The sixth and final return trajectory correction burn occurred at 6:20 a.m. CST Sunday, Dec. 11. During the burn the auxiliary engines fired for 8 seconds, accelerating the spacecraft by .68 mph (.99 feet per second) to ensure Orion is on course for splashdown.
Orion’s crew module will separate from its service module, which is the propulsive powerhouse provided by ESA (European Space Agency), at 11:00 a.m. CST. The crew module will enter the Earth’s atmosphere at 11:20 a.m., and the spacecraft will splashdown with a parachute-assisted landing in the Pacific Ocean off the coast of Baja California at 11:39 a.m.
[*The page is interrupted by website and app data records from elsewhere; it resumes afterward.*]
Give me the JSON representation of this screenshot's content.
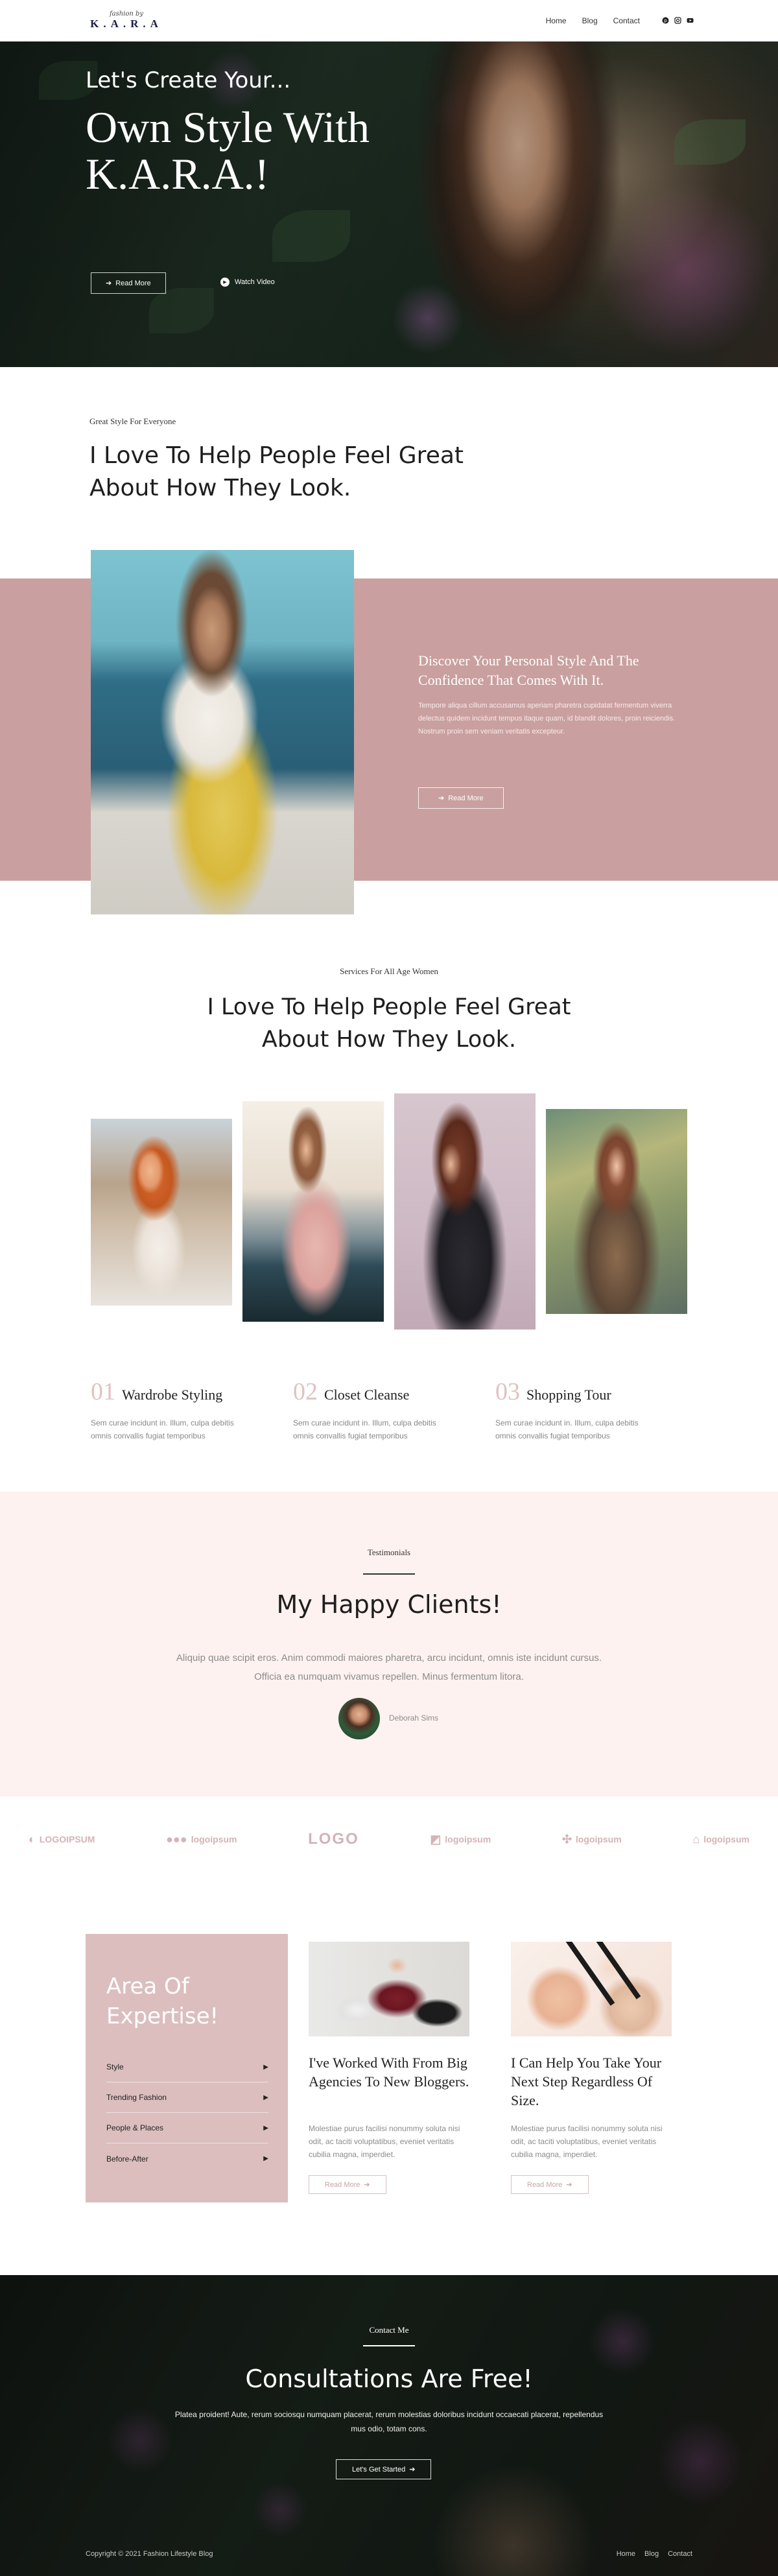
{
  "nav": {
    "logo_script": "fashion by",
    "logo_mark": "K.A.R.A",
    "links": [
      "Home",
      "Blog",
      "Contact"
    ],
    "social_icons": [
      "pinterest-icon",
      "instagram-icon",
      "youtube-icon"
    ]
  },
  "hero": {
    "eyebrow": "Let's Create Your...",
    "title": "Own Style With K.A.R.A.!",
    "read_more": "Read More",
    "watch_video": "Watch Video"
  },
  "intro": {
    "eyebrow": "Great Style For Everyone",
    "title": "I Love To Help People Feel Great About How They Look."
  },
  "discover": {
    "heading": "Discover Your Personal Style And The Confidence That Comes With It.",
    "body": "Tempore aliqua cillum accusamus aperiam pharetra cupidatat fermentum viverra delectus quidem incidunt tempus itaque quam, id blandit dolores, proin reiciendis. Nostrum proin sem veniam veritatis excepteur.",
    "button": "Read More"
  },
  "services": {
    "eyebrow": "Services For All Age Women",
    "title": "I Love To Help People Feel Great About How They Look.",
    "items": [
      {
        "num": "01",
        "name": "Wardrobe Styling",
        "desc": "Sem curae incidunt in. Illum, culpa debitis omnis convallis fugiat temporibus"
      },
      {
        "num": "02",
        "name": "Closet Cleanse",
        "desc": "Sem curae incidunt in. Illum, culpa debitis omnis convallis fugiat temporibus"
      },
      {
        "num": "03",
        "name": "Shopping Tour",
        "desc": "Sem curae incidunt in. Illum, culpa debitis omnis convallis fugiat temporibus"
      }
    ]
  },
  "testimonials": {
    "eyebrow": "Testimonials",
    "title": "My Happy Clients!",
    "quote": "Aliquip quae scipit eros. Anim commodi maiores pharetra, arcu incidunt, omnis iste incidunt cursus. Officia ea numquam vivamus repellen. Minus fermentum litora.",
    "name": "Deborah Sims"
  },
  "logos": [
    "LOGOIPSUM",
    "logoipsum",
    "LOGO",
    "logoipsum",
    "logoipsum",
    "logoipsum"
  ],
  "expertise": {
    "title": "Area Of Expertise!",
    "items": [
      "Style",
      "Trending Fashion",
      "People & Places",
      "Before-After"
    ]
  },
  "cards": [
    {
      "title": "I've Worked With From Big Agencies To New Bloggers.",
      "desc": "Molestiae purus facilisi nonummy soluta nisi odit, ac taciti voluptatibus, eveniet veritatis cubilia magna, imperdiet.",
      "button": "Read More"
    },
    {
      "title": "I Can Help You Take Your Next Step Regardless Of Size.",
      "desc": "Molestiae purus facilisi nonummy soluta nisi odit, ac taciti voluptatibus, eveniet veritatis cubilia magna, imperdiet.",
      "button": "Read More"
    }
  ],
  "contact": {
    "eyebrow": "Contact Me",
    "title": "Consultations Are Free!",
    "body": "Platea proident! Aute, rerum sociosqu numquam placerat, rerum molestias doloribus incidunt occaecati placerat, repellendus mus odio, totam cons.",
    "button": "Let's Get Started"
  },
  "footer": {
    "copyright": "Copyright © 2021 Fashion Lifestyle Blog",
    "links": [
      "Home",
      "Blog",
      "Contact"
    ]
  },
  "colors": {
    "accent_pink": "#c9a09f",
    "soft_pink": "#dcbebe",
    "blush_bg": "#fdf2ef"
  }
}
The Artemis I mission began with a successful liftoff of NASA’s Space Launch System (SLS) rocket Nov. 16, from Launch Pad 39B at NASA’s Kennedy Space Center in Florida. Over the course of flight test, flight controllers have tested Orion’s capabilities in the harsh environment of deep space to prepare for flying astronauts on Artemis II.